Barring earth-shattering breaking news tomorrow, Thursday Dec 14, I'm supposed to be the lead interviewee on tomorrow night's Charlie Rose Show, the veteran 'serious' PBS chatshow. At least that's what the producer tells me. In any case 'lead' means the first segment, which is excellent news as in many parts of the US this show doesn't air until 11pm, snoozetime. (Click on the link above if you want to see when and where the programme airs.)

I shall be snoozing off a day's tasting in Burgundy when it goes out and don't know when I shall get to see the final transmission myself.

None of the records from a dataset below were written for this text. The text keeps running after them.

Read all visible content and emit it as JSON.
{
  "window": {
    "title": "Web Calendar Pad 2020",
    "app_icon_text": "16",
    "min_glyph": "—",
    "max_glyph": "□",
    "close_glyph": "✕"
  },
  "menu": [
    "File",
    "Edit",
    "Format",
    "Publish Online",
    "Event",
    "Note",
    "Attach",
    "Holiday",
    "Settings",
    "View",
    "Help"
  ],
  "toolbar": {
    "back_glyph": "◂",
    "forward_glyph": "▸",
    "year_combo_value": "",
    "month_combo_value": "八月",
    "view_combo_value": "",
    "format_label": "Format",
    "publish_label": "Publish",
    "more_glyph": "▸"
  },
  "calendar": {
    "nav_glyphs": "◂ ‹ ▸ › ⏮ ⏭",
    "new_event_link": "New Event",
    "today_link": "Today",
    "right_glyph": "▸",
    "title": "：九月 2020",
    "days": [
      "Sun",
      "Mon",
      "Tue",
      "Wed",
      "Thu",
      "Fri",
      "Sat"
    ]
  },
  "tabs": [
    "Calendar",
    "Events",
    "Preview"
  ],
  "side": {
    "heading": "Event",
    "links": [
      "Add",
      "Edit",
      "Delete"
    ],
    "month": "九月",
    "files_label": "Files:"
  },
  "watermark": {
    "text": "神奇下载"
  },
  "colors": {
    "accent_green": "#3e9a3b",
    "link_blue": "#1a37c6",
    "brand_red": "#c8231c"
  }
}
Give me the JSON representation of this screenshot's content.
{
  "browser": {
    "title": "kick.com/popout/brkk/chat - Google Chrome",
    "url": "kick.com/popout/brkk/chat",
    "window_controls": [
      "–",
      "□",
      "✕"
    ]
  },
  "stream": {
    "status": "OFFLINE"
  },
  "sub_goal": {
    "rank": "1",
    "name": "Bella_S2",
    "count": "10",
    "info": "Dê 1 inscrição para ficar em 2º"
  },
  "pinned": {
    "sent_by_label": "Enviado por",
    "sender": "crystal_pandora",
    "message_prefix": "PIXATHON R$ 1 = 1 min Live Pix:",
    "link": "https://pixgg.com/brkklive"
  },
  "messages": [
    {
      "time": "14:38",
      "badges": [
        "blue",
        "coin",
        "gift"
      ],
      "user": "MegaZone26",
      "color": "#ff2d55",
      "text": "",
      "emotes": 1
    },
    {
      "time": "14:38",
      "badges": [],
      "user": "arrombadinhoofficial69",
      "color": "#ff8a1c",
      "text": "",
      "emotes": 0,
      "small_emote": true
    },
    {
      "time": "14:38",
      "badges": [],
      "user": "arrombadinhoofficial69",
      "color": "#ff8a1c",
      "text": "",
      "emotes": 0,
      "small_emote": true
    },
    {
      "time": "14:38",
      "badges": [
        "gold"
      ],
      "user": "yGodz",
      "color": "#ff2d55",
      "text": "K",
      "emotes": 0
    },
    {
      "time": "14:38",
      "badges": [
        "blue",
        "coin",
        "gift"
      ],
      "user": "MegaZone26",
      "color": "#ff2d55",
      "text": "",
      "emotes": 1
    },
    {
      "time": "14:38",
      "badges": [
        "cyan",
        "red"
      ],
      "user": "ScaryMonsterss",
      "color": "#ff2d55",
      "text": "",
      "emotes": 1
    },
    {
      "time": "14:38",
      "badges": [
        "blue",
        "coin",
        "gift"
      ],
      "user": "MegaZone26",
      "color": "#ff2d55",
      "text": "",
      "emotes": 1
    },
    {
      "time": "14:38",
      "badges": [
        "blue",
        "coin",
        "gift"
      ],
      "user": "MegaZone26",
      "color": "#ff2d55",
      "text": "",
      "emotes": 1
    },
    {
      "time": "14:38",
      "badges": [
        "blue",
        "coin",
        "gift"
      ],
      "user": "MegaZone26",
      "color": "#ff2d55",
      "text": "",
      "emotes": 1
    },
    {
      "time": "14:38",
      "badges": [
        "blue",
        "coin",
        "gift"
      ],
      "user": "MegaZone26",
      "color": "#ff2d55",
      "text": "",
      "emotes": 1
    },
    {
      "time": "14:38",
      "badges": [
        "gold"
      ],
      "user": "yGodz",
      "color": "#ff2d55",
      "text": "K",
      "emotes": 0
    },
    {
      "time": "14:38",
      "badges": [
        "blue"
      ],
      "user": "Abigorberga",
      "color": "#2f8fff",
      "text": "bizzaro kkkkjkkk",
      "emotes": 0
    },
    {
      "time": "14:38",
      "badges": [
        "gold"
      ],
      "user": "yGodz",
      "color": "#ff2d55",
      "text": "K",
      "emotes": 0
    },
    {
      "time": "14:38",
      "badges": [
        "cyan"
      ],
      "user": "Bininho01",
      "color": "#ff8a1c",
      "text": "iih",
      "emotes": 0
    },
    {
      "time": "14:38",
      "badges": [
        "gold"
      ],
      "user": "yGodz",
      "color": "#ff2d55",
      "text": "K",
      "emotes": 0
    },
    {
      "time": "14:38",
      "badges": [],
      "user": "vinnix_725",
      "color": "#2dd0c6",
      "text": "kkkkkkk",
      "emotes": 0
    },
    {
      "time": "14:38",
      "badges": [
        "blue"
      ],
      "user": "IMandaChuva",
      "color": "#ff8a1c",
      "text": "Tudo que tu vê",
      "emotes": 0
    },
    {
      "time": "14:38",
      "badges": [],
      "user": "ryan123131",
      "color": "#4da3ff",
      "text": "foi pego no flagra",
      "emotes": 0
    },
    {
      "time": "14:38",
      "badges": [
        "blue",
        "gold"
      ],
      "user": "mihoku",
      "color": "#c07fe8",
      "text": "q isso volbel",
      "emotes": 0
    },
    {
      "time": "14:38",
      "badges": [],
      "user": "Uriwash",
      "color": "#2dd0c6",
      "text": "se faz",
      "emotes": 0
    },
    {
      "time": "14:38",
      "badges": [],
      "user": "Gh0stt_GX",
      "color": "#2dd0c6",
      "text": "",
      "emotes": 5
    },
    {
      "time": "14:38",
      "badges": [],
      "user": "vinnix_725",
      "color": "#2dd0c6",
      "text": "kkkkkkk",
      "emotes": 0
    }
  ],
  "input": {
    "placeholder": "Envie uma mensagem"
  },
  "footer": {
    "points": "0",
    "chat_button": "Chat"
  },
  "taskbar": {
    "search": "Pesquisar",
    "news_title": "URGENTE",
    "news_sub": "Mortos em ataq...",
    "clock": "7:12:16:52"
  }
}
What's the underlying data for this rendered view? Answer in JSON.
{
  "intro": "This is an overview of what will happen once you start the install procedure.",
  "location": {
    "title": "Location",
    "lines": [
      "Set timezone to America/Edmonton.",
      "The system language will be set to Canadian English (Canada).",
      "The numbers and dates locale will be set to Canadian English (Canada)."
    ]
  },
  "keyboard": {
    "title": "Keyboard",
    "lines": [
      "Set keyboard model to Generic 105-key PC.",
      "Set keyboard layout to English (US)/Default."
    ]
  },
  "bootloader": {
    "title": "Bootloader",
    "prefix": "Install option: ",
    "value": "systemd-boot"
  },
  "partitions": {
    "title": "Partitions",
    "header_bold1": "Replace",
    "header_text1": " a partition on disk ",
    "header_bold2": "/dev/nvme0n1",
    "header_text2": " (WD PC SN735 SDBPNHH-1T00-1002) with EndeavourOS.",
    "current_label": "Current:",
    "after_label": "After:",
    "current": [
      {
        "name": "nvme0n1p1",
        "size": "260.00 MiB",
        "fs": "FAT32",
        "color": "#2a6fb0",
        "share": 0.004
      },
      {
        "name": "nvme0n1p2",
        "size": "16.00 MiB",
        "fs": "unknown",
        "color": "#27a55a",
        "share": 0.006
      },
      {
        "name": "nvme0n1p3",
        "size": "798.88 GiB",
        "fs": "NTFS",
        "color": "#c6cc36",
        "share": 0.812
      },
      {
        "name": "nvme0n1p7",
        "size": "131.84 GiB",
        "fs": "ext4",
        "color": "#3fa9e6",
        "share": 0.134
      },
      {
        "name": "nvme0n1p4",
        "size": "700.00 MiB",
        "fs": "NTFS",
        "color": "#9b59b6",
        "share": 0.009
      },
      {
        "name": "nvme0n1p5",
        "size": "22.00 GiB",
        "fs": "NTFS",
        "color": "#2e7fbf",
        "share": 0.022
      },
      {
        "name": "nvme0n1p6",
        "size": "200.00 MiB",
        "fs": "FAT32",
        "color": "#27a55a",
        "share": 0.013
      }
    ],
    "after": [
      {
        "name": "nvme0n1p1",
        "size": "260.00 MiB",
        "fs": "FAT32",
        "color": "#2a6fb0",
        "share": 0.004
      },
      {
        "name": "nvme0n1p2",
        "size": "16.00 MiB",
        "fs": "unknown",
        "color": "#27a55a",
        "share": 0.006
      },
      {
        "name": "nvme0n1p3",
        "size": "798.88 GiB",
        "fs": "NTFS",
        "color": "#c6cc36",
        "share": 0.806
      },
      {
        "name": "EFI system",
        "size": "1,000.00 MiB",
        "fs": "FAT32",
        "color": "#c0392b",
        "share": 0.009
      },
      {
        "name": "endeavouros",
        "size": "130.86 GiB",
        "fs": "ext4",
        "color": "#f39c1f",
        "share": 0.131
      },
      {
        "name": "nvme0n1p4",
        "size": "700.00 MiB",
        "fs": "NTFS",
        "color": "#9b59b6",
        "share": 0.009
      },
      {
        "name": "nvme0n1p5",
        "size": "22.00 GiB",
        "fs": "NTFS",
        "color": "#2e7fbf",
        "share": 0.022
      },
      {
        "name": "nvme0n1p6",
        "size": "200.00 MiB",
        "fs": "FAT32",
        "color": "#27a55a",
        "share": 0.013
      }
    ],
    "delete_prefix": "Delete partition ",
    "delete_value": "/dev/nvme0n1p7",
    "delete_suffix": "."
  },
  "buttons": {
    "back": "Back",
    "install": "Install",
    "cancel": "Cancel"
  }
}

I may well look a complete idiot as it was a rather strange interview. It was taped in New York on Monday Dec 4 and although it wasn't live, I have never been rushed at such speed into a tv studio. I arrived on time during a long interview with the president of Botswana and was then ushered into make-up, but before either hair or lips had been tackled, a very insistent assistant tapping her foot brought the beautification process to a halt and swept me through to the studio. No I could not visit the bathroom en route. Charlie - or was it the producer? - was getting impatient.

So if I don't make much sense at the beginning of the interview, that's my excuse. Somehow, in response to Charlie's question "red or white?" I seem to recall, we got on to the subject of politics, his principal interest. My views of Blair and Cameron were solemnly recorded, but surely not for posterity or eventual transmission? We taped 25 to 30 rather rambling minutes in total but I think they usually transmit only 15 or so.

I saw Charlie Rose again the following day at Johnny Apple's extraordinary memorial at the Kennedy Center in Washington. It was a magnificent tribute to a magnificent person, complete with letters from presidents and tributes from senators and all sorts of peers. It was not unexpected that the New York Times chronicled the event in detail (here) but it was quite a compliment that the big rival the Washington Post also carried a report  of similar length.

Of course food (and wine donated by a host of top California producers) played a major part in the reception afterwards but unfortunately I was suffering one of the worse cases of food poisoning I can remember and the smell of those much-lauded oysters was almost too much for me to bear on that particular day. I wouldn't have missed it for the world though.